The model presented here is simple, basically because we consider the ice stupa to be a single unit with a surface temperature close to the melting point. As soon as this constraint is relaxed and the surface temperature of the stupa is considered to be a dependent variable, the whole procedure becomes more complicated, and some processes can be studied more explicitly. Nevertheless, we believe that the simple approach presented in this note, which requires no more than one page of coding, is a useful tool to obtain first-order estimates of growth and decay rates under various conditions. Effects of snow cover, switching off water during daytime, switching of water supply for high wind speeds, different starting dates, differences between warm and cold winters, etc. can be evaluated. We finally note that the model can easily be reformulated for another geometry, e.g. a dome.
The 5-year data set from the weather station on the Vadret da Morteratsch is available on request.
JO designed, coded, and ran the model. Through their experience in constructing ice stupas, SB, CC, and FK have made important contributions concerning the concept and application of the model. JO wrote the text of this communication.
The authors declare that they have no conflict of interest.
Publisher’s note: Copernicus Publications remains neutral with regard to jurisdictional claims in published maps and institutional affiliations.
We thank the reviewers and editor for their constructive comments. The operation of the weather station on the Vadret da Morteratsch was made possible by the NWO-SPINOZA grant (Dutch Research Council) to Johannes Oerlemans.
This paper was edited by Chris Derksen and reviewed by Jonathan D. Mackay and two anonymous referees.
Berrizbeitia, S. E., Cago, E. J., and Muneer, T.: Empirical models of the estimation of solar sky-diffusive radiation. A review and experimental analysis, Energies, 13, 701, https://doi.org/10.3390/en13030701, 2020.
Garratt, J.: The Atmospheric Boundary Layer, Cambridge University Press, 316 pp., ISBN 0521380529, 1992.
Li, D. H. W., Lou, S. W., and Lam, J. C.: An analysis of global, direct and diffuse solar radiation, Energy Procedia, 75, 388–393, 2015.
Nüsser, M., Dame, J., Kraus, B., Baghel, R., and Schmidt, S.: Socio-hydrology of artificial glaciers in Ladakh, India: assessing adaptive strategies in a changing cryosphere, Reg. Environ. Change, 19, 1327–1337, https://doi.org/10.1007/s10113-018-1372-0, 2018.

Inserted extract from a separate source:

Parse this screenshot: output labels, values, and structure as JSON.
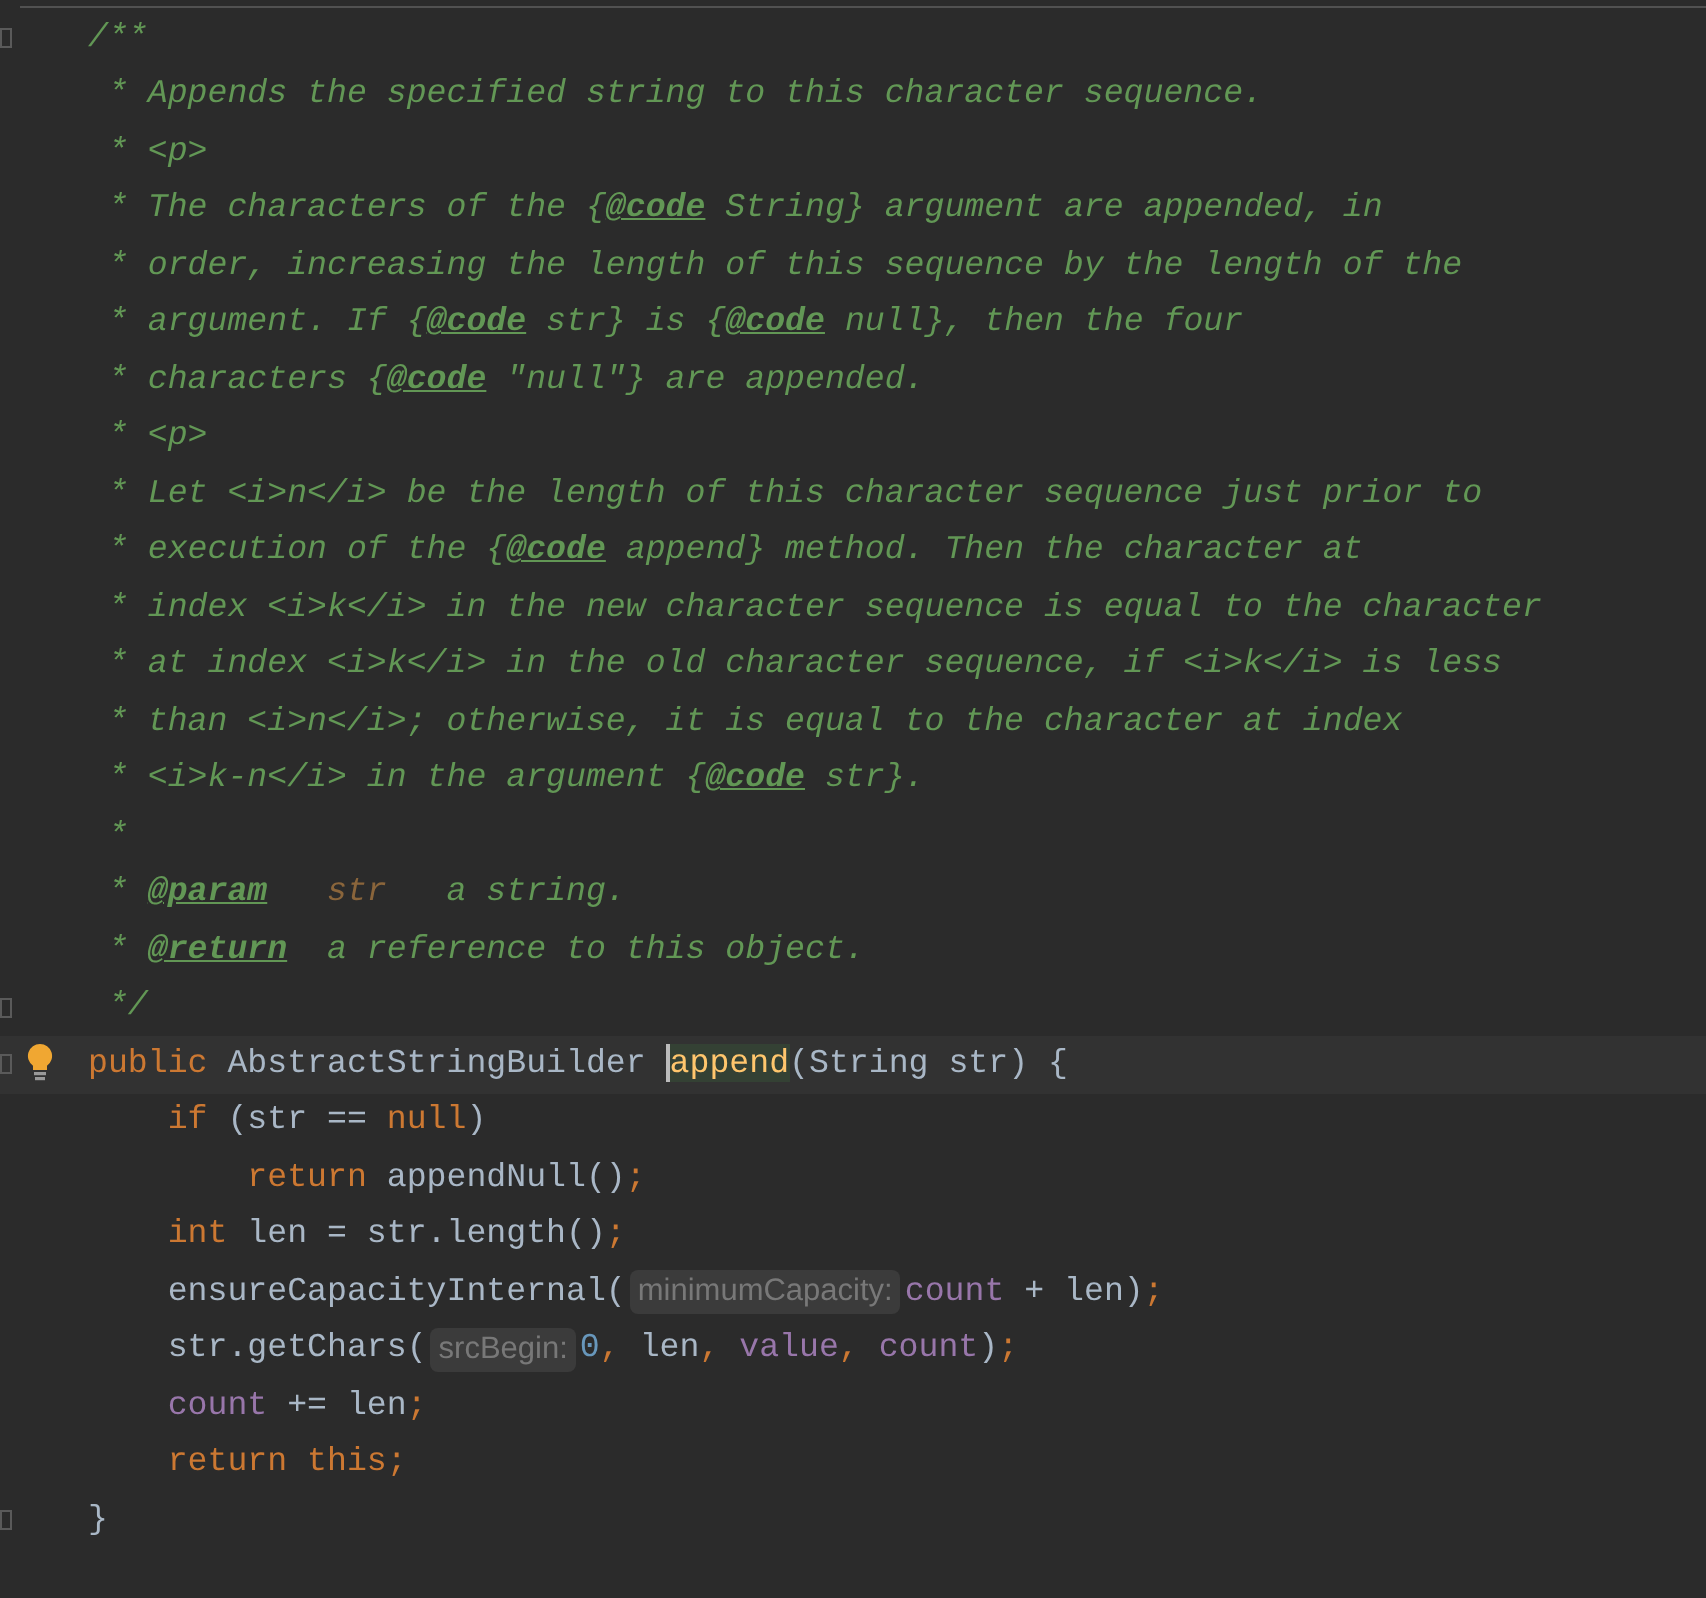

Oerlemans, J., Giesen, R. H., and Van den Broeke, M. R.: Retreating alpine glaciers: increased melt rates due to accumulation of dust (Vadret da Morteratsch, Switzerland), J. Glaciol., 55, 729–736, 2009.